** Data extracts follows **
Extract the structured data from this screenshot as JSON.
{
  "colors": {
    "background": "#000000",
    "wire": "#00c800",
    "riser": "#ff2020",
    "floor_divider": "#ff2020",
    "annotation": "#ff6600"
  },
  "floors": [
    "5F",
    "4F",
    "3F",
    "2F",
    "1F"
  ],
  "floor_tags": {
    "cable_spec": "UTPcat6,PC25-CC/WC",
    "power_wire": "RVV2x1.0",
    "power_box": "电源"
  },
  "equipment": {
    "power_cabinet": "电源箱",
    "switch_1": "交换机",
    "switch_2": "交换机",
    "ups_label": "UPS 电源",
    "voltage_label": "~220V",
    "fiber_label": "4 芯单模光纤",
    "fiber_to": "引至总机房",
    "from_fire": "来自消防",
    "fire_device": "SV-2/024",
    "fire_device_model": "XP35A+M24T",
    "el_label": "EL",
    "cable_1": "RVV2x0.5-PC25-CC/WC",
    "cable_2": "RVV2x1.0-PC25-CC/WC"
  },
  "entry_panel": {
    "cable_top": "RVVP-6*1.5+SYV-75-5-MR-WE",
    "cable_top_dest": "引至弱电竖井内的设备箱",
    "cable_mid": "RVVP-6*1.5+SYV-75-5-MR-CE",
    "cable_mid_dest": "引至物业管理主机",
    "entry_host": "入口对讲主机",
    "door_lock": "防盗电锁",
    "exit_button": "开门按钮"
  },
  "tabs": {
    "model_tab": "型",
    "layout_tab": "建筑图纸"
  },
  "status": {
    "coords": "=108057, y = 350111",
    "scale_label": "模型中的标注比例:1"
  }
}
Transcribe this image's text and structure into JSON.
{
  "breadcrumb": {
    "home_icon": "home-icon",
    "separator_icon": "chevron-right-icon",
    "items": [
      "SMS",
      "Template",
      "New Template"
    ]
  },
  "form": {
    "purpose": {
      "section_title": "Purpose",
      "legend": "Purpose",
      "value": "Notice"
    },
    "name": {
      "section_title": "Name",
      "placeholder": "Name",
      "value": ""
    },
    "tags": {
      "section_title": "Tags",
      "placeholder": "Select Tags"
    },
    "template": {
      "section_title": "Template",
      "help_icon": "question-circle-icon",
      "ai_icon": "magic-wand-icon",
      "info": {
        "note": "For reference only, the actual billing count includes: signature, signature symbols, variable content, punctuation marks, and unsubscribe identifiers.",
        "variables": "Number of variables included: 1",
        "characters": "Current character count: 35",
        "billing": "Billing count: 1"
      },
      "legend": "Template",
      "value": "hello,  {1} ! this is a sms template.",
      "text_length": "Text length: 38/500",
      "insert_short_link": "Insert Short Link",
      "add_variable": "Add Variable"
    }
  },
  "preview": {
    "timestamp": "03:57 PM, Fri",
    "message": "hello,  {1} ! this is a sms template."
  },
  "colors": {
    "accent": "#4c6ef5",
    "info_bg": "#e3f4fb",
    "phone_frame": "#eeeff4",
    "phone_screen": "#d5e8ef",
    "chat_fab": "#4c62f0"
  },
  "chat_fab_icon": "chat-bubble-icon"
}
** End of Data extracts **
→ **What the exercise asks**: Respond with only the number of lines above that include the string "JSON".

→ **Response below**: 2